▶ **TASK TO COMPLETE**: All entries below are to be set down again exactly as given.

▶ **EXERCISE MATERIAL**:
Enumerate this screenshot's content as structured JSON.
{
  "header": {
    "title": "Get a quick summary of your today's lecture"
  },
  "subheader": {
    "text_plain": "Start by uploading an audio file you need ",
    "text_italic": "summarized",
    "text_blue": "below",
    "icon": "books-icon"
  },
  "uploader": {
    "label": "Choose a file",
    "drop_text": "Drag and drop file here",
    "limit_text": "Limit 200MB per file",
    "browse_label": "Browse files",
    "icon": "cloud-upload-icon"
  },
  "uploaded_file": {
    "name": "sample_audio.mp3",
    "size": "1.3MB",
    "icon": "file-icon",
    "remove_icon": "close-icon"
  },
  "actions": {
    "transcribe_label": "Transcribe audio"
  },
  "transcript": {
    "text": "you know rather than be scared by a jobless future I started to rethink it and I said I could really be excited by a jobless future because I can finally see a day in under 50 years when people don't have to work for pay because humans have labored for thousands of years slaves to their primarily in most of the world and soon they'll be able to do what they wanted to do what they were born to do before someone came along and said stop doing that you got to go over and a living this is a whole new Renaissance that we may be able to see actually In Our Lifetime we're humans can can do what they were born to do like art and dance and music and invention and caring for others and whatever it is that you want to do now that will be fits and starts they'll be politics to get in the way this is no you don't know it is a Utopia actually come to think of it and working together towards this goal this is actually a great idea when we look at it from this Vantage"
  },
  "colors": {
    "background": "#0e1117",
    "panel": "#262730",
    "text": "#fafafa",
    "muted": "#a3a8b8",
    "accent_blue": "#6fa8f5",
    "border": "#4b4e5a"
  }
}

▶ **EXERCISE SOLUTION**:
Enumerate this screenshot's content as structured JSON.
{
  "header": {
    "title": "Get a quick summary of your today's lecture"
  },
  "subheader": {
    "text_plain": "Start by uploading an audio file you need ",
    "text_italic": "summarized",
    "text_blue": "below",
    "icon": "books-icon"
  },
  "uploader": {
    "label": "Choose a file",
    "drop_text": "Drag and drop file here",
    "limit_text": "Limit 200MB per file",
    "browse_label": "Browse files",
    "icon": "cloud-upload-icon"
  },
  "uploaded_file": {
    "name": "sample_audio.mp3",
    "size": "1.3MB",
    "icon": "file-icon",
    "remove_icon": "close-icon"
  },
  "actions": {
    "transcribe_label": "Transcribe audio"
  },
  "transcript": {
    "text": "you know rather than be scared by a jobless future I started to rethink it and I said I could really be excited by a jobless future because I can finally see a day in under 50 years when people don't have to work for pay because humans have labored for thousands of years slaves to their primarily in most of the world and soon they'll be able to do what they wanted to do what they were born to do before someone came along and said stop doing that you got to go over and a living this is a whole new Renaissance that we may be able to see actually In Our Lifetime we're humans can can do what they were born to do like art and dance and music and invention and caring for others and whatever it is that you want to do now that will be fits and starts they'll be politics to get in the way this is no you don't know it is a Utopia actually come to think of it and working together towards this goal this is actually a great idea when we look at it from this Vantage"
  },
  "colors": {
    "background": "#0e1117",
    "panel": "#262730",
    "text": "#fafafa",
    "muted": "#a3a8b8",
    "accent_blue": "#6fa8f5",
    "border": "#4b4e5a"
  }
}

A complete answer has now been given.